- TASK GOAL
Throughout the records below, find the lines with the string "name" and give how many there are, nothing else.

- RECORDS FOR THIS EXERCISE
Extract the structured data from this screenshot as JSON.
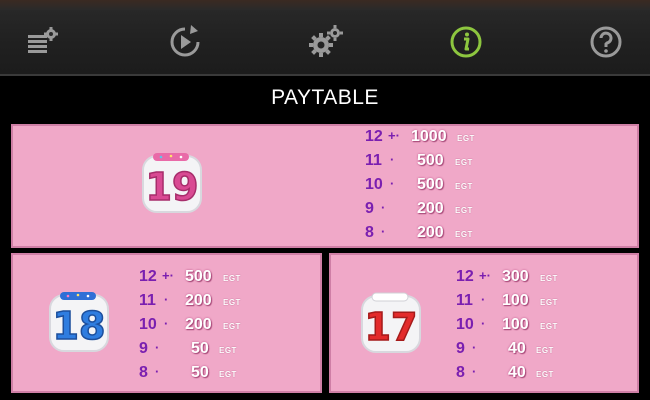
{
  "nav": {
    "items": [
      {
        "name": "autoplay-settings",
        "icon": "stacked-coins-gear-icon"
      },
      {
        "name": "replay",
        "icon": "replay-icon"
      },
      {
        "name": "settings",
        "icon": "gears-icon"
      },
      {
        "name": "info",
        "icon": "info-icon",
        "active": true
      },
      {
        "name": "help",
        "icon": "question-icon"
      }
    ],
    "active_color": "#8dc63f",
    "icon_color": "#9a9a9a"
  },
  "title": "PAYTABLE",
  "symbols": [
    {
      "symbol": "dice-19",
      "number": "19",
      "rows": [
        {
          "count": "12",
          "sep": "+·",
          "amount": "1000",
          "currency": "EGT"
        },
        {
          "count": "11",
          "sep": "·",
          "amount": "500",
          "currency": "EGT"
        },
        {
          "count": "10",
          "sep": "·",
          "amount": "500",
          "currency": "EGT"
        },
        {
          "count": "9",
          "sep": "·",
          "amount": "200",
          "currency": "EGT"
        },
        {
          "count": "8",
          "sep": "·",
          "amount": "200",
          "currency": "EGT"
        }
      ]
    },
    {
      "symbol": "dice-18",
      "number": "18",
      "rows": [
        {
          "count": "12",
          "sep": "+·",
          "amount": "500",
          "currency": "EGT"
        },
        {
          "count": "11",
          "sep": "·",
          "amount": "200",
          "currency": "EGT"
        },
        {
          "count": "10",
          "sep": "·",
          "amount": "200",
          "currency": "EGT"
        },
        {
          "count": "9",
          "sep": "·",
          "amount": "50",
          "currency": "EGT"
        },
        {
          "count": "8",
          "sep": "·",
          "amount": "50",
          "currency": "EGT"
        }
      ]
    },
    {
      "symbol": "dice-17",
      "number": "17",
      "rows": [
        {
          "count": "12",
          "sep": "+·",
          "amount": "300",
          "currency": "EGT"
        },
        {
          "count": "11",
          "sep": "·",
          "amount": "100",
          "currency": "EGT"
        },
        {
          "count": "10",
          "sep": "·",
          "amount": "100",
          "currency": "EGT"
        },
        {
          "count": "9",
          "sep": "·",
          "amount": "40",
          "currency": "EGT"
        },
        {
          "count": "8",
          "sep": "·",
          "amount": "40",
          "currency": "EGT"
        }
      ]
    }
  ],
  "colors": {
    "panel_bg": "#f0a8c8",
    "count_color": "#7a1fb0",
    "amount_color": "#ffffff"
  }
}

- RESULT
5